Kunzite and hiddenite are very popular with collectors, although perfect cleavage makes them fragile gemstones. Spodumene is a gemstone relatively new to widespread jewelry use. The most popular varieties of the stone are kunzite and hiddonite. Care must be taken when wearing spodumene as it can break easily if it receives a sharp blow from certain directions. For this reason, the stone isn’t recommended for rings unless it’s set in a protective mounting. Aside from its fragility, spodumene is a great choice for dramatic, contemporary jewelry as its low cost makes it a good choice for large stones. Be aware however, that it can be confused with and sold as the much more expensive topaz, tourmaline, or beryl. It can also be mistaken for synthetic corundum or spinel.
Spodumene frequently occurs as long, large, unevenly terminated, flat sided crystals, often with longitudinal striations. Some of these crystals are among the largest in the mineral world. Crystals a few meters in length, weighing over a ton, have even been found. Most often, crystals are a faintly green, nontransparent whitish gray- hence the name which refers to ash. Violet pink, bright green, yellow green, or yellow specimens are much less common and transparent crystals of these are used as gems. Transparent crystals have vitreous luster and marked pleochroism. The semi-opaque crystals look almost pearly and have easy prismatic cleavage. Kunzite is a beautiful brilliant stone, which occurs in lilac, pink and violet shades. Kunzite is distinctly pleochroic- when the gem is turned; different shades of pink and violet are displayed. The pink color may fade with time, or with exposure to light and heat, but some material is irradiated to intensify it. Because of its sensitivity to light, the stone has been become known as an evening stone.
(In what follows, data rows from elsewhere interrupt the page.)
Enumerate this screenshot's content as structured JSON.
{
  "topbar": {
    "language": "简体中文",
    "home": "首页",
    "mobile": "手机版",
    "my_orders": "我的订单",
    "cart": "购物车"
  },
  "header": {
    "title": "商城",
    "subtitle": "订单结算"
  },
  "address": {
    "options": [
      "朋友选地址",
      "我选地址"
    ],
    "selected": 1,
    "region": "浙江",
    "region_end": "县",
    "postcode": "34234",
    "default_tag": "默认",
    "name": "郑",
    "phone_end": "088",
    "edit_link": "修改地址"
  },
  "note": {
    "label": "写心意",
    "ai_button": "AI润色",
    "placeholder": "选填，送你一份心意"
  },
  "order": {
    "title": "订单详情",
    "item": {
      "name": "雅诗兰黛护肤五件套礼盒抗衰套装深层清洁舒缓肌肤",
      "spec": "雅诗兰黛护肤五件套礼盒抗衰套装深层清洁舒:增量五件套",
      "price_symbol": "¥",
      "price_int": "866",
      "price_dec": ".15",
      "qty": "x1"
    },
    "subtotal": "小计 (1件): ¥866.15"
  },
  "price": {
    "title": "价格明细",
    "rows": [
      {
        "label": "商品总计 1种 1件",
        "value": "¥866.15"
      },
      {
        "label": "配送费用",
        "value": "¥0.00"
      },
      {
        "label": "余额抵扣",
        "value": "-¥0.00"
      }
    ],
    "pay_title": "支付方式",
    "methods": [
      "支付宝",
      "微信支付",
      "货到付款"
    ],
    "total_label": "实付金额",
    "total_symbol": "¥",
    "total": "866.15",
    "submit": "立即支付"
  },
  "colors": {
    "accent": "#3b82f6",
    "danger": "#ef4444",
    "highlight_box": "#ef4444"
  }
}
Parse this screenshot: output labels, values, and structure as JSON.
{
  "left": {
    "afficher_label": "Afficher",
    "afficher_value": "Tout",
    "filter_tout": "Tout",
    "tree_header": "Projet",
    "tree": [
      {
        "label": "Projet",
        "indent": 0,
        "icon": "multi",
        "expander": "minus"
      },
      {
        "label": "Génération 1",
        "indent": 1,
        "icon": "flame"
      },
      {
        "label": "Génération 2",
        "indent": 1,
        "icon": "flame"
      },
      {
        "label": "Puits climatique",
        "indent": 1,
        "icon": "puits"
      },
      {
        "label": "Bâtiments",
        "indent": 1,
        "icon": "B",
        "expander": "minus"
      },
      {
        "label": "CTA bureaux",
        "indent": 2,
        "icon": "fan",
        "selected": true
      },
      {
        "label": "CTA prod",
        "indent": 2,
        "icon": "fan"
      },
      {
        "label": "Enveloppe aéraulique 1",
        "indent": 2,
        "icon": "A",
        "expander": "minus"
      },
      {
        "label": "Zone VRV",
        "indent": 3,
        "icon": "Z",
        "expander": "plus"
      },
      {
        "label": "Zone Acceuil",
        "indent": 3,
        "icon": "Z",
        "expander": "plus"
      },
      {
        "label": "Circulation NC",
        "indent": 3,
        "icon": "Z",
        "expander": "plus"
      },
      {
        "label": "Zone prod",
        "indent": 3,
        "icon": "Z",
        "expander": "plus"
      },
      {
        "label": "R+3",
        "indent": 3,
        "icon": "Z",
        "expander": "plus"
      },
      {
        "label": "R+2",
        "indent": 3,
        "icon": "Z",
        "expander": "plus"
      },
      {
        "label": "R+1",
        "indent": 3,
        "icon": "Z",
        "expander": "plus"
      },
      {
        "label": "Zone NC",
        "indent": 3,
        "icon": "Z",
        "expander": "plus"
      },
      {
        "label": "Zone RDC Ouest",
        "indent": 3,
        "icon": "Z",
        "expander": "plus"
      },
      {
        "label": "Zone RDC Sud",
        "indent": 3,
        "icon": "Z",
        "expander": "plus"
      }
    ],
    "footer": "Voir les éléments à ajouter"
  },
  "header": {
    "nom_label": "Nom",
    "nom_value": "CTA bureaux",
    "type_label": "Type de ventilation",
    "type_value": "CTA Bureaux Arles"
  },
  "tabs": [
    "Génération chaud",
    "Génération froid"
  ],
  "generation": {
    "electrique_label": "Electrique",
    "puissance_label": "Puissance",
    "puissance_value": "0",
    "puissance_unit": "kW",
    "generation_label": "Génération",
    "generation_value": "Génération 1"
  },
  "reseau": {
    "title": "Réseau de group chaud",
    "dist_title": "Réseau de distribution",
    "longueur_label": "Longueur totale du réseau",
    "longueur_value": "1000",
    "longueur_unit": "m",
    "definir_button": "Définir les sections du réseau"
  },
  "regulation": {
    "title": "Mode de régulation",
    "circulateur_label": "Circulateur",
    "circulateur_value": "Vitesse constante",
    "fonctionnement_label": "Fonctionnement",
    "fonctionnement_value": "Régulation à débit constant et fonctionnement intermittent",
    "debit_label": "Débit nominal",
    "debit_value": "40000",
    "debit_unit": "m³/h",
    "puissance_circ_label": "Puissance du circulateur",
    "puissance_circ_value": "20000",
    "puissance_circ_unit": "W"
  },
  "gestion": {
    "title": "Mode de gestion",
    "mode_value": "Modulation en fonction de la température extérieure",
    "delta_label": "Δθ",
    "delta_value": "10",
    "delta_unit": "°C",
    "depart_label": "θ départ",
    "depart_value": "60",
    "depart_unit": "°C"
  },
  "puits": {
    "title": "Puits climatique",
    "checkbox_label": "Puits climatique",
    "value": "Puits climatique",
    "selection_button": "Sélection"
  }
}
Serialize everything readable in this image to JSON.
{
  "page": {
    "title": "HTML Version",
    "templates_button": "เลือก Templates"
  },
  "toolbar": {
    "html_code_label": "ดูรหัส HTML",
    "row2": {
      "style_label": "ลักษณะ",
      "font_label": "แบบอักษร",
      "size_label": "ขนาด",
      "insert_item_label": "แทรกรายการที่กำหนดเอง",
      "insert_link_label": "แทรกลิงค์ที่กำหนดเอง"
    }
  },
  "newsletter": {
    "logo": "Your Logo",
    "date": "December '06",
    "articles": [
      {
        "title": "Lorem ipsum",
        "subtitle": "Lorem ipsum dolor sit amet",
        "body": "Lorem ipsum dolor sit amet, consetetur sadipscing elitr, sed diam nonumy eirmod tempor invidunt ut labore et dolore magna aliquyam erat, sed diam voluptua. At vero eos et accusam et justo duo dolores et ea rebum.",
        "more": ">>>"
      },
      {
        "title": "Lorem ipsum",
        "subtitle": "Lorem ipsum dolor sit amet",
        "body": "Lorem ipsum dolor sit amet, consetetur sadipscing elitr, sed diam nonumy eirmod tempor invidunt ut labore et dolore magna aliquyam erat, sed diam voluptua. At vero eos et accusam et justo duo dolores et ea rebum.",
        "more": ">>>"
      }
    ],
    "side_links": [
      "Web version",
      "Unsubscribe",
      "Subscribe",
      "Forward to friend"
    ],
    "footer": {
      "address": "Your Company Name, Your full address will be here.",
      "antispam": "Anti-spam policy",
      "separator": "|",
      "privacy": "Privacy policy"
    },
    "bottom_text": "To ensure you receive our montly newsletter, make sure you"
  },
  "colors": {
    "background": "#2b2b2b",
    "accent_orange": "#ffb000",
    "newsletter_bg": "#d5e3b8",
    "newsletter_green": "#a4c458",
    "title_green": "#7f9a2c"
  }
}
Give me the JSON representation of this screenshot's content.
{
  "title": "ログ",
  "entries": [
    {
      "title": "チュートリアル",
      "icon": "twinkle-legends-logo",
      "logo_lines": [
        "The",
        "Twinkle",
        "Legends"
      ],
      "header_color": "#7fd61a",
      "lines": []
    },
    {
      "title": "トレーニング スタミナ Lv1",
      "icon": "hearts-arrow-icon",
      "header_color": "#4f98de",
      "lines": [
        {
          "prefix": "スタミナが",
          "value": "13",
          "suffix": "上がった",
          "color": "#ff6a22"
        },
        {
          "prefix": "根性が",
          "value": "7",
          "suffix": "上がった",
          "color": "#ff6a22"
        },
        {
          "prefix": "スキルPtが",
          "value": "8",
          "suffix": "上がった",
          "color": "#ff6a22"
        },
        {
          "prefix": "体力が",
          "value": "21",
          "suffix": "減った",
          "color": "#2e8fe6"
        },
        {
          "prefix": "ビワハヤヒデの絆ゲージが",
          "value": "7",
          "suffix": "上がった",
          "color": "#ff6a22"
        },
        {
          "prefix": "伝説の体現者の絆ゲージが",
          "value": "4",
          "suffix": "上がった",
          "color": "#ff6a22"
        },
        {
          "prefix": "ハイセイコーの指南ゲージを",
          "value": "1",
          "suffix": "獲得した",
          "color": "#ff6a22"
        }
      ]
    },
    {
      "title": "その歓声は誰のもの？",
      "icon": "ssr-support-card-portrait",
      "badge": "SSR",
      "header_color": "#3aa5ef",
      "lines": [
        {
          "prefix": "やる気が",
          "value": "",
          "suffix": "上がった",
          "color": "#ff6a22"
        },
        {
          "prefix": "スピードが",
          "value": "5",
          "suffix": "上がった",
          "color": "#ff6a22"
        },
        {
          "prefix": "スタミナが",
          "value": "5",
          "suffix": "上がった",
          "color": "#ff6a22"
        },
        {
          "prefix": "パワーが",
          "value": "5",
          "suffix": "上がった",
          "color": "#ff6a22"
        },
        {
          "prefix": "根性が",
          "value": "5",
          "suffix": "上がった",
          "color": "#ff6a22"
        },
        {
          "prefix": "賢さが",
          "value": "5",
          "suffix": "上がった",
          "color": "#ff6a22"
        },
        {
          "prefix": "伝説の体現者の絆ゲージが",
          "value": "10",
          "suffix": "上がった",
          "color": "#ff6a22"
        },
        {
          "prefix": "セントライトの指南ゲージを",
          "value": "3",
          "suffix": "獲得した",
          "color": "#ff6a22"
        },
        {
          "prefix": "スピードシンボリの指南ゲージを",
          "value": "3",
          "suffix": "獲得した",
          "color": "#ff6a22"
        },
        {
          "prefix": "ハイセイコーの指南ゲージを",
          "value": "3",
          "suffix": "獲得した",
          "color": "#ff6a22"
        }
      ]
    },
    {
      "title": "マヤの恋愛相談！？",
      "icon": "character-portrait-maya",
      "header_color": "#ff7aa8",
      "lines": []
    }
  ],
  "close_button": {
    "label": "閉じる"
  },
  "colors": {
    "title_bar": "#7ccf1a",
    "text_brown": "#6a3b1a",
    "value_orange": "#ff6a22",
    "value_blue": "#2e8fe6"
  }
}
Kunzite is a hard stone, but is nonetheless brittle and difficult to cut. Hiddenite is a more rare variety of spodumene that comes in light green or yellow green varieties. Emerald green varieties are sometimes found, but are very scarce. As with kunzite, it is hard but brittle, so care must be taken when wearing this stone. It is also strongly pleochroic, like kunzite, showing green, bluish green, and yellowish green when viewed from different directions. Its color will also fade with exposure to heat. Spodumene has a hardness of 7, and a vitreous luster. It occurs in a wide range of colors, all pale, but very clear and brilliant.
Spodumene is a typical mineral of pegmatite’s, particularly those rich in lithium. It is found in the United Kingdom, Sweden, Brazil, Madagascar, Myanmar, Canada, the former USSR, Mexico, and the United States, in South Dakota, Connecticut, New Mexico and Massachusetts. To properly take care of your spodumene, avoid exposure to any sort of acids, heat, ultrasonic cleaners, and rough handling.